▶ **AIM OF THE EXERCISE**
Keeping every line intact, print the records that follow.

▶ **SOURCE MATERIAL**
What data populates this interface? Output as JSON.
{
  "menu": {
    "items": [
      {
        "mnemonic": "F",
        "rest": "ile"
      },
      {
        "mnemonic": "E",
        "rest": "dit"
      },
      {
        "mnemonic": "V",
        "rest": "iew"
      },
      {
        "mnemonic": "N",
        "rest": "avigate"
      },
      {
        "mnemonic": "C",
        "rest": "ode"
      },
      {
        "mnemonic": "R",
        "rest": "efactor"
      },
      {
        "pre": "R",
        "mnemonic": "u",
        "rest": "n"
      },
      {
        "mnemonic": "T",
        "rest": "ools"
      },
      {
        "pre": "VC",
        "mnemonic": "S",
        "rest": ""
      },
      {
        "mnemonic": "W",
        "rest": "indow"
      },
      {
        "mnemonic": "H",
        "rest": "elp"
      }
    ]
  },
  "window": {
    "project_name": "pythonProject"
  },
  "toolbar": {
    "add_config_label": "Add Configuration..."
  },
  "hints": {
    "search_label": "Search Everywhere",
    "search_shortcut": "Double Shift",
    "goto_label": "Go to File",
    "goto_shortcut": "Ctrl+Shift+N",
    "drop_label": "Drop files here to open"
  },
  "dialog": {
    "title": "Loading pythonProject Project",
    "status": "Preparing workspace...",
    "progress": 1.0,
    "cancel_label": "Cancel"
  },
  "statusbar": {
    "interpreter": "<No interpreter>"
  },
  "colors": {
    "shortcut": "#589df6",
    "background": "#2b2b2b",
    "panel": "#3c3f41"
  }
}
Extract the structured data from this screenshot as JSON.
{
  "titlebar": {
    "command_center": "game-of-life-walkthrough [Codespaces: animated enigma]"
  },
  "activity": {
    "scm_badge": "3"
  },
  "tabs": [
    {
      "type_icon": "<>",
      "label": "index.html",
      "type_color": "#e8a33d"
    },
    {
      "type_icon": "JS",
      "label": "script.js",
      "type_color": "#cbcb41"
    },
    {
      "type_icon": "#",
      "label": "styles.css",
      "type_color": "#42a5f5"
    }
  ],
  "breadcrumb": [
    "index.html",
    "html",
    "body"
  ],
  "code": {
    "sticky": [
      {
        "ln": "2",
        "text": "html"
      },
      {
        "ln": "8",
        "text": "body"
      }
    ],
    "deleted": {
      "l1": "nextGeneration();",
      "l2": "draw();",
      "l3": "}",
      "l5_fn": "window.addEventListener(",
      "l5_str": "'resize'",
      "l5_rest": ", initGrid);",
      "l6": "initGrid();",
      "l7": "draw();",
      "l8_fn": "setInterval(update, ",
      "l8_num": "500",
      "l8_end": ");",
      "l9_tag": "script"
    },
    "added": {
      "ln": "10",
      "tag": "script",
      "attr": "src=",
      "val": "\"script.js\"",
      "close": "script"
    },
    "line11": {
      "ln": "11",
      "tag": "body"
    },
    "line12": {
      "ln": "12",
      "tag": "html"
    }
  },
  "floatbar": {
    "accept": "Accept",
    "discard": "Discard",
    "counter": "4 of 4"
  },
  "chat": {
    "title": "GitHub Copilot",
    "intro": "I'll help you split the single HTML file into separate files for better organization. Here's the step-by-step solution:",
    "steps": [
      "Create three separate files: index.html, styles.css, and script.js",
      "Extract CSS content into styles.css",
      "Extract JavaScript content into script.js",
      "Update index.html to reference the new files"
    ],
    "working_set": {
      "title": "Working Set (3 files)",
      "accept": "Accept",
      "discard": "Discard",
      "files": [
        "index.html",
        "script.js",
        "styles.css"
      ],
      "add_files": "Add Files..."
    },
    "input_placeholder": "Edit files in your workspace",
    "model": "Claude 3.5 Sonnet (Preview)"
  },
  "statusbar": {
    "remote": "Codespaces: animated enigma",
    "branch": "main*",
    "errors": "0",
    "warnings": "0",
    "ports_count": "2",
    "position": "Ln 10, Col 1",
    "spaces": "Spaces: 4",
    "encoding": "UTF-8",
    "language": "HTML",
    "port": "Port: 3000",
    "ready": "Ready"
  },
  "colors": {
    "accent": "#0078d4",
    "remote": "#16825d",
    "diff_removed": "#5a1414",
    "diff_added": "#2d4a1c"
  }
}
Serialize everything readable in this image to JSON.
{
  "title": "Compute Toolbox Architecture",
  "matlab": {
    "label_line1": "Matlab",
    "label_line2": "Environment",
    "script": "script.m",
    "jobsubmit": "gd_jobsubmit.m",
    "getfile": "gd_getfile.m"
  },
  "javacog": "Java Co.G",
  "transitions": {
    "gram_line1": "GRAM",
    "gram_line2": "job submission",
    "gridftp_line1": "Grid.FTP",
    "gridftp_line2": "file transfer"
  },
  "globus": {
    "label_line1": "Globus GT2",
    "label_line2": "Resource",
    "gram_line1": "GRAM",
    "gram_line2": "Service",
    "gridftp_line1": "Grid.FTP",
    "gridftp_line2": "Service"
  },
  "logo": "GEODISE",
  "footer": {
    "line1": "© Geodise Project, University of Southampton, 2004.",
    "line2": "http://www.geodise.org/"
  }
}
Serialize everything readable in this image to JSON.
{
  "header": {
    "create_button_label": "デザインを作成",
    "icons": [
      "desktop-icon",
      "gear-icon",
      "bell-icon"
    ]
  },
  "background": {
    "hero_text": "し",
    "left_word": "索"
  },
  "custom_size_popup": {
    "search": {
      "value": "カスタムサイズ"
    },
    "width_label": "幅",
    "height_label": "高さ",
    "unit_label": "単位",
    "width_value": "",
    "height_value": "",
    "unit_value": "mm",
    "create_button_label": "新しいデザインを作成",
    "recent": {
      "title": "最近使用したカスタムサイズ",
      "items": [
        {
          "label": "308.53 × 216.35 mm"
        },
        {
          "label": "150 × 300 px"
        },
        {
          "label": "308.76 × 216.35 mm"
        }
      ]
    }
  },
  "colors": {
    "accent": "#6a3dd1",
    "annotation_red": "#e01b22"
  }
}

▶ **ANSWER BELOW**
What data populates this interface? Output as JSON.
{
  "menu": {
    "items": [
      {
        "mnemonic": "F",
        "rest": "ile"
      },
      {
        "mnemonic": "E",
        "rest": "dit"
      },
      {
        "mnemonic": "V",
        "rest": "iew"
      },
      {
        "mnemonic": "N",
        "rest": "avigate"
      },
      {
        "mnemonic": "C",
        "rest": "ode"
      },
      {
        "mnemonic": "R",
        "rest": "efactor"
      },
      {
        "pre": "R",
        "mnemonic": "u",
        "rest": "n"
      },
      {
        "mnemonic": "T",
        "rest": "ools"
      },
      {
        "pre": "VC",
        "mnemonic": "S",
        "rest": ""
      },
      {
        "mnemonic": "W",
        "rest": "indow"
      },
      {
        "mnemonic": "H",
        "rest": "elp"
      }
    ]
  },
  "window": {
    "project_name": "pythonProject"
  },
  "toolbar": {
    "add_config_label": "Add Configuration..."
  },
  "hints": {
    "search_label": "Search Everywhere",
    "search_shortcut": "Double Shift",
    "goto_label": "Go to File",
    "goto_shortcut": "Ctrl+Shift+N",
    "drop_label": "Drop files here to open"
  },
  "dialog": {
    "title": "Loading pythonProject Project",
    "status": "Preparing workspace...",
    "progress": 1.0,
    "cancel_label": "Cancel"
  },
  "statusbar": {
    "interpreter": "<No interpreter>"
  },
  "colors": {
    "shortcut": "#589df6",
    "background": "#2b2b2b",
    "panel": "#3c3f41"
  }
}
Extract the structured data from this screenshot as JSON.
{
  "titlebar": {
    "command_center": "game-of-life-walkthrough [Codespaces: animated enigma]"
  },
  "activity": {
    "scm_badge": "3"
  },
  "tabs": [
    {
      "type_icon": "<>",
      "label": "index.html",
      "type_color": "#e8a33d"
    },
    {
      "type_icon": "JS",
      "label": "script.js",
      "type_color": "#cbcb41"
    },
    {
      "type_icon": "#",
      "label": "styles.css",
      "type_color": "#42a5f5"
    }
  ],
  "breadcrumb": [
    "index.html",
    "html",
    "body"
  ],
  "code": {
    "sticky": [
      {
        "ln": "2",
        "text": "html"
      },
      {
        "ln": "8",
        "text": "body"
      }
    ],
    "deleted": {
      "l1": "nextGeneration();",
      "l2": "draw();",
      "l3": "}",
      "l5_fn": "window.addEventListener(",
      "l5_str": "'resize'",
      "l5_rest": ", initGrid);",
      "l6": "initGrid();",
      "l7": "draw();",
      "l8_fn": "setInterval(update, ",
      "l8_num": "500",
      "l8_end": ");",
      "l9_tag": "script"
    },
    "added": {
      "ln": "10",
      "tag": "script",
      "attr": "src=",
      "val": "\"script.js\"",
      "close": "script"
    },
    "line11": {
      "ln": "11",
      "tag": "body"
    },
    "line12": {
      "ln": "12",
      "tag": "html"
    }
  },
  "floatbar": {
    "accept": "Accept",
    "discard": "Discard",
    "counter": "4 of 4"
  },
  "chat": {
    "title": "GitHub Copilot",
    "intro": "I'll help you split the single HTML file into separate files for better organization. Here's the step-by-step solution:",
    "steps": [
      "Create three separate files: index.html, styles.css, and script.js",
      "Extract CSS content into styles.css",
      "Extract JavaScript content into script.js",
      "Update index.html to reference the new files"
    ],
    "working_set": {
      "title": "Working Set (3 files)",
      "accept": "Accept",
      "discard": "Discard",
      "files": [
        "index.html",
        "script.js",
        "styles.css"
      ],
      "add_files": "Add Files..."
    },
    "input_placeholder": "Edit files in your workspace",
    "model": "Claude 3.5 Sonnet (Preview)"
  },
  "statusbar": {
    "remote": "Codespaces: animated enigma",
    "branch": "main*",
    "errors": "0",
    "warnings": "0",
    "ports_count": "2",
    "position": "Ln 10, Col 1",
    "spaces": "Spaces: 4",
    "encoding": "UTF-8",
    "language": "HTML",
    "port": "Port: 3000",
    "ready": "Ready"
  },
  "colors": {
    "accent": "#0078d4",
    "remote": "#16825d",
    "diff_removed": "#5a1414",
    "diff_added": "#2d4a1c"
  }
}
Serialize everything readable in this image to JSON.
{
  "title": "Compute Toolbox Architecture",
  "matlab": {
    "label_line1": "Matlab",
    "label_line2": "Environment",
    "script": "script.m",
    "jobsubmit": "gd_jobsubmit.m",
    "getfile": "gd_getfile.m"
  },
  "javacog": "Java Co.G",
  "transitions": {
    "gram_line1": "GRAM",
    "gram_line2": "job submission",
    "gridftp_line1": "Grid.FTP",
    "gridftp_line2": "file transfer"
  },
  "globus": {
    "label_line1": "Globus GT2",
    "label_line2": "Resource",
    "gram_line1": "GRAM",
    "gram_line2": "Service",
    "gridftp_line1": "Grid.FTP",
    "gridftp_line2": "Service"
  },
  "logo": "GEODISE",
  "footer": {
    "line1": "© Geodise Project, University of Southampton, 2004.",
    "line2": "http://www.geodise.org/"
  }
}
Serialize everything readable in this image to JSON.
{
  "header": {
    "create_button_label": "デザインを作成",
    "icons": [
      "desktop-icon",
      "gear-icon",
      "bell-icon"
    ]
  },
  "background": {
    "hero_text": "し",
    "left_word": "索"
  },
  "custom_size_popup": {
    "search": {
      "value": "カスタムサイズ"
    },
    "width_label": "幅",
    "height_label": "高さ",
    "unit_label": "単位",
    "width_value": "",
    "height_value": "",
    "unit_value": "mm",
    "create_button_label": "新しいデザインを作成",
    "recent": {
      "title": "最近使用したカスタムサイズ",
      "items": [
        {
          "label": "308.53 × 216.35 mm"
        },
        {
          "label": "150 × 300 px"
        },
        {
          "label": "308.76 × 216.35 mm"
        }
      ]
    }
  },
  "colors": {
    "accent": "#6a3dd1",
    "annotation_red": "#e01b22"
  }
}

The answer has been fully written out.